Cross-country ski trail grooming is a full-time activity with its own science to it. We’ll take a look into the grooming process to give thanks for the hard work of dedicated groomers.
What are Cross-Country Ski Trails?
Classic trails offer undisturbed and tracked snow, whereas skating lanes involve a firm and smooth snow surface. Single tracks have two sets of tracks, and a double track has four sets of tracks. A classic trail is around 6-7 cm wide with a depth of around 2-5 cm of snow. It usually comes with a 20 cm spacing that ensures safety.
On the other hand, skate tracks for most international competitions are 4 meters apart from each other.
Cross-Country Ski Trail Grooming
Cross-country ski trail grooming is necessary because only a well-groomed trail will ensure a smooth and safe skiing experience. Without proper leveling of the snow, skiers are more likely to hurt themselves. Track setting is another important part of grooming that helps skiers remain safe and stable during the activity.
Before you groom the trail, you need to look at a couple of things, including the crystal structure of the snow, the temperature, the degree of compaction, and the moisture content outside. This is why you should try to groom between 25 and 30 degrees Fahrenheit. Moreover, there should ideally be only one foot of snow on the ground, and grooming should be done at night.

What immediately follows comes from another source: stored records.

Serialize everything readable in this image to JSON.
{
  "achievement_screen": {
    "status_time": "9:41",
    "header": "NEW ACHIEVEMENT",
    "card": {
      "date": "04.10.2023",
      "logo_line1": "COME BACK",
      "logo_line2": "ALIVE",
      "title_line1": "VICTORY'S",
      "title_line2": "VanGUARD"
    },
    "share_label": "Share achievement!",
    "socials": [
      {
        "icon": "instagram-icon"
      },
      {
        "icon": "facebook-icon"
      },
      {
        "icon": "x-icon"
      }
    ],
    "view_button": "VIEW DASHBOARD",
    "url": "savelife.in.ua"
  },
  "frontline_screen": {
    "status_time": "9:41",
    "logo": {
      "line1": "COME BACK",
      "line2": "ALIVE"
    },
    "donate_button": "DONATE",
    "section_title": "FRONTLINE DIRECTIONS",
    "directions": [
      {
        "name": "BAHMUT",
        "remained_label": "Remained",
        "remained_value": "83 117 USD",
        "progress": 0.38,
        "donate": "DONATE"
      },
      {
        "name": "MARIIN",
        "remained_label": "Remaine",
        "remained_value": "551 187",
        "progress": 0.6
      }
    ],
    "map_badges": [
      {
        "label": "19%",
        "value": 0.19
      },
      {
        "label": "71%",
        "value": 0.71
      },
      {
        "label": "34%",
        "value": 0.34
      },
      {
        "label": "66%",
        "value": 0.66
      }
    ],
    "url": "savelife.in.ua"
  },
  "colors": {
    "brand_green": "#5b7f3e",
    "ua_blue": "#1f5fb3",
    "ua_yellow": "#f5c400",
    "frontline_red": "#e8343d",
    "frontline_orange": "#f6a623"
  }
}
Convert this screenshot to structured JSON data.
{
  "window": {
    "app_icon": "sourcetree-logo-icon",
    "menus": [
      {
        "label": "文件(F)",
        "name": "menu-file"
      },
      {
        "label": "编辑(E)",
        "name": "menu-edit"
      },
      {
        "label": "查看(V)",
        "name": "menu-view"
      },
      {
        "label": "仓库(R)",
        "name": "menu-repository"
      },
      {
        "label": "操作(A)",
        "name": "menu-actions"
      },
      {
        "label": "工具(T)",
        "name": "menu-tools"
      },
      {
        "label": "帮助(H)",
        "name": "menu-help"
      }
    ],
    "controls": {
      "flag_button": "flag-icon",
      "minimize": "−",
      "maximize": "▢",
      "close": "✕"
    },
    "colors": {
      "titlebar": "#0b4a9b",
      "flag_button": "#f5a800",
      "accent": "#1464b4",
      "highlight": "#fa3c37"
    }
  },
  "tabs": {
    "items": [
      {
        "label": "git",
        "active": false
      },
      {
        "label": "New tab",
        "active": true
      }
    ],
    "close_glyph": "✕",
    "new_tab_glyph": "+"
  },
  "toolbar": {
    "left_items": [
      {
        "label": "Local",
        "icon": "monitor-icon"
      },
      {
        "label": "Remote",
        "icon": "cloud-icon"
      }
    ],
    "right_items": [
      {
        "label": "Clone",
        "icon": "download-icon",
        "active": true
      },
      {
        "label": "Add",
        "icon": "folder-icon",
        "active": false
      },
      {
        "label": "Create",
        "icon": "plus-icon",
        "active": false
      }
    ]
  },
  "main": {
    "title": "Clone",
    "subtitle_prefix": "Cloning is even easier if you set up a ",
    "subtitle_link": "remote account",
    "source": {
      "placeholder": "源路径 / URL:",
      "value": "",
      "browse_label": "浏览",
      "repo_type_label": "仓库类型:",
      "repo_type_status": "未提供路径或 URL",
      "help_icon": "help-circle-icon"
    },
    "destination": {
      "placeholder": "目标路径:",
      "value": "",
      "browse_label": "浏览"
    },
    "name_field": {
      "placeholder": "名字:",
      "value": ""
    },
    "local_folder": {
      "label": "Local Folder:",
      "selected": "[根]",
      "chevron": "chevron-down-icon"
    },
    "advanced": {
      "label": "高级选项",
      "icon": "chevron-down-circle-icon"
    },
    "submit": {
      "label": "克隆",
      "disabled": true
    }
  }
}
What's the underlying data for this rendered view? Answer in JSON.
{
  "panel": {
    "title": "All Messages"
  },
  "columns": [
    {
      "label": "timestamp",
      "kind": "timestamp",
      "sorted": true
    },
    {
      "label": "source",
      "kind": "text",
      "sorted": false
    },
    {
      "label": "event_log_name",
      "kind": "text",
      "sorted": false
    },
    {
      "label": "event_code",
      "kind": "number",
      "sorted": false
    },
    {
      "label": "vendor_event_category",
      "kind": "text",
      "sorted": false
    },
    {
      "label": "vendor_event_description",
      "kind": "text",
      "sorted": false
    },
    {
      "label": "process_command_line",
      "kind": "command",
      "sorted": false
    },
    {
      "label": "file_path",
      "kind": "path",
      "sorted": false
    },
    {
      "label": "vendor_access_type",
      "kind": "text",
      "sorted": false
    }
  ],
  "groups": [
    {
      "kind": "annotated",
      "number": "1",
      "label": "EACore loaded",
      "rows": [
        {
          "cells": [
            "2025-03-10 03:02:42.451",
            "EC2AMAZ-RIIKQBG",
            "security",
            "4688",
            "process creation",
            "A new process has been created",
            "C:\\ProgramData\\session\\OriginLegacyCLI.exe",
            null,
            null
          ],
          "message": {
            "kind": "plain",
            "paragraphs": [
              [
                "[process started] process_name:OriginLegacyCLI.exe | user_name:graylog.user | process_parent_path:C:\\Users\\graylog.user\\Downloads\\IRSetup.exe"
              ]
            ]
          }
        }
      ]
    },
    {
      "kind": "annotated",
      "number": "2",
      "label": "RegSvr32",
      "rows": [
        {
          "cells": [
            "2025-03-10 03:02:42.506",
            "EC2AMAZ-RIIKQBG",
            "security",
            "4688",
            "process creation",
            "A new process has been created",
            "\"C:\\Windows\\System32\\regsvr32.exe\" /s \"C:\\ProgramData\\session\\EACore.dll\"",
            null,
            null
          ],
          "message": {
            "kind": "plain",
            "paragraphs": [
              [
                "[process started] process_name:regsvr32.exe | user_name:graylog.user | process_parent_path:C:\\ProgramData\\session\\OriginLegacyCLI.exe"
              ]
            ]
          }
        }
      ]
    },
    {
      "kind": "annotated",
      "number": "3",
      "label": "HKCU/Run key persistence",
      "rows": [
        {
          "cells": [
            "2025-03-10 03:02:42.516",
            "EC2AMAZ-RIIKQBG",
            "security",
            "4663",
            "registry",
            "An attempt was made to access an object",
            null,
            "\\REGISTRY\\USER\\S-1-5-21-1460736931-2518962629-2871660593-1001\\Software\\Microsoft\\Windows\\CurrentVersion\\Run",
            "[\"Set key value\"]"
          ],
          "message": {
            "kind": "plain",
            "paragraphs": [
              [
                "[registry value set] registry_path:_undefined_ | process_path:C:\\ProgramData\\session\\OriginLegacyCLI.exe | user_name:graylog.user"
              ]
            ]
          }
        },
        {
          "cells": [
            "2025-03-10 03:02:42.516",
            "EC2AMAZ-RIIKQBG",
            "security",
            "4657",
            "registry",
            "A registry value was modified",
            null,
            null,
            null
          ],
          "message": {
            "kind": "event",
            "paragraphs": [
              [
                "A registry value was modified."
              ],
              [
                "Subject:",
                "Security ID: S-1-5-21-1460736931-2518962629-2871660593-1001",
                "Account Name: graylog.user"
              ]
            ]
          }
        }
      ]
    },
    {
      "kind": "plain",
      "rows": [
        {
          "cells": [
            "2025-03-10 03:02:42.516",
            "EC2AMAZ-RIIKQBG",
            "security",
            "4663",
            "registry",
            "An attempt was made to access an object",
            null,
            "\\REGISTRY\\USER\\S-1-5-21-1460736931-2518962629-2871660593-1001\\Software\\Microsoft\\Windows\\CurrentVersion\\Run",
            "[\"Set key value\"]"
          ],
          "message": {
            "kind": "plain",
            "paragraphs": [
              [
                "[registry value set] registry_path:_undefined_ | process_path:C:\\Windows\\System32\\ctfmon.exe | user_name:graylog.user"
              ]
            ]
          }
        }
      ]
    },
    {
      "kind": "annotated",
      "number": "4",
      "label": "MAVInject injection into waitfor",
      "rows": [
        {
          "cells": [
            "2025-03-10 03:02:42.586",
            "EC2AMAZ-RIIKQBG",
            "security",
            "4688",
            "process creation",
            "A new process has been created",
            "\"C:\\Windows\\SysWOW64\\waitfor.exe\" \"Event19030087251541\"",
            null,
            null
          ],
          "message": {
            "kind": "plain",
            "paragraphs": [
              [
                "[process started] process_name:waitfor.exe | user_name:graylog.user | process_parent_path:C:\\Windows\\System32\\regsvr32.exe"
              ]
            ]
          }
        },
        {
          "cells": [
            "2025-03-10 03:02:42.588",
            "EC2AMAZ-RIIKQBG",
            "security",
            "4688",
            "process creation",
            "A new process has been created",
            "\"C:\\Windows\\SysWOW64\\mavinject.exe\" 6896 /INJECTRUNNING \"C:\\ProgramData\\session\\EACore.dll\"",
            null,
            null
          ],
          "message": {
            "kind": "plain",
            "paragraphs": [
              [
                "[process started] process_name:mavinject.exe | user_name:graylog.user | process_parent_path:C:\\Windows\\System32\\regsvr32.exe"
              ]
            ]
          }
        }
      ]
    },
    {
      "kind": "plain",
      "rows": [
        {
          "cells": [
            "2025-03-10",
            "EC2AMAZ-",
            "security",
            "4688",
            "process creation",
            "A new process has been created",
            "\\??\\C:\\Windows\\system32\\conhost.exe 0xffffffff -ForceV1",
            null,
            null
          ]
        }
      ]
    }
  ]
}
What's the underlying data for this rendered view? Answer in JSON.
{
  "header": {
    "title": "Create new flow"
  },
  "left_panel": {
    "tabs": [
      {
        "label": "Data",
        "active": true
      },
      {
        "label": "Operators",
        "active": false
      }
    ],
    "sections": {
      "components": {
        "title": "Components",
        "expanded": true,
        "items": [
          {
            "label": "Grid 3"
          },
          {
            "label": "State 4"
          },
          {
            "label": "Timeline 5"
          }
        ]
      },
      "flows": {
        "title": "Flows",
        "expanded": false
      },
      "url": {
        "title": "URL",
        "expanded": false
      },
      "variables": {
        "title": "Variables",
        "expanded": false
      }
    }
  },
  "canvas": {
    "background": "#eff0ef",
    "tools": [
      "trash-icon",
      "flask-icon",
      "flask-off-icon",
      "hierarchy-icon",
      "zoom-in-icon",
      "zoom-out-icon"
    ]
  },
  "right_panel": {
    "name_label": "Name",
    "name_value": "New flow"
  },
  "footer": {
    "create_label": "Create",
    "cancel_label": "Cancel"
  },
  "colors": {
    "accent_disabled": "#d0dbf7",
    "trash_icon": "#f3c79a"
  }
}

Firstly, you need to ensure that the trail is free of any under bushes, trees, or branches that will pose a hindrance to the skier. The groomer should travel the entire ski trail to ensure there are no logs or bushes on the surface.
The next step is to pack the snow and remove air present between the snow structures. This will help create a dense trail base that supports the weight of the skier. Moreover, this fills holes and allows for greater consistency on the trail.
For proper grooming, usually, a snowmobile or snowcat is used, depending on the affordability of the device. Snowcats are tractors with treads that have both rear and front attachments such as a compactor, powder maker, tiller, and track setter that help provide consistency to the track. These are very expensive and can cost you around $200,000 plus gasoline charges. On the other hand, snowmobiles are relatively cheaper and come with fewer attachments.
Snow farming is also used by many groomers to retain the structure of the snow and create cache sites, and shovel snow for redistribution later. The wet areas in the trail can hence be covered in hay bales to hold the snow.
Moreover, snowcats come with front blades that allow you to move the snow around. Tillers, on the other hand, break up large structures of ice, and snow rollers help pack up the snow to prevent melting.
Additionally, you don’t want to leave the tracks of the machine on the trail and disrupt the consistency. So make sure you fill the tracks left by your machine. In many snowcats, this is done automatically.
Having said all that, there can be instances where grooming becomes relatively harder. If you have icy conditions and snow has grouped together in large structures, you will first have to break it down using a separate machine. You can then plow them out of the way and get a nice track.
Another common mistake groomers make is that they make the corners of the trail too tight, thus making it harder for skiers to enjoy higher speeds. To avoid this, you should make a step switch track where the skier can step out of the track and back into a new one.
Cross-Country Ski Trail FAQ
What Makes a Good Cross-Country Ski Trail?
Trails should be smooth enough to assist free movement and should be free from any protrusions that can hinder performance. Such trails should have a snow depth of about 0.3 m and gentle curves that avoid sharp turns at the bottom of downhill.
How are Cross-Country Ski Trails Graded?
For general and cross-country skiing, grades should be less than a 5% rise over run. However, occasional sustained pitches of about 10% are also acceptable. When you plan the grooming of a trail, make sure you consider grading and ensure it matches your fitness and expertise.
Skiing is an exciting activity, but only when you get a good trail with medium-density snow. So before you jump onto the opportunity, make sure your trail is ready beforehand.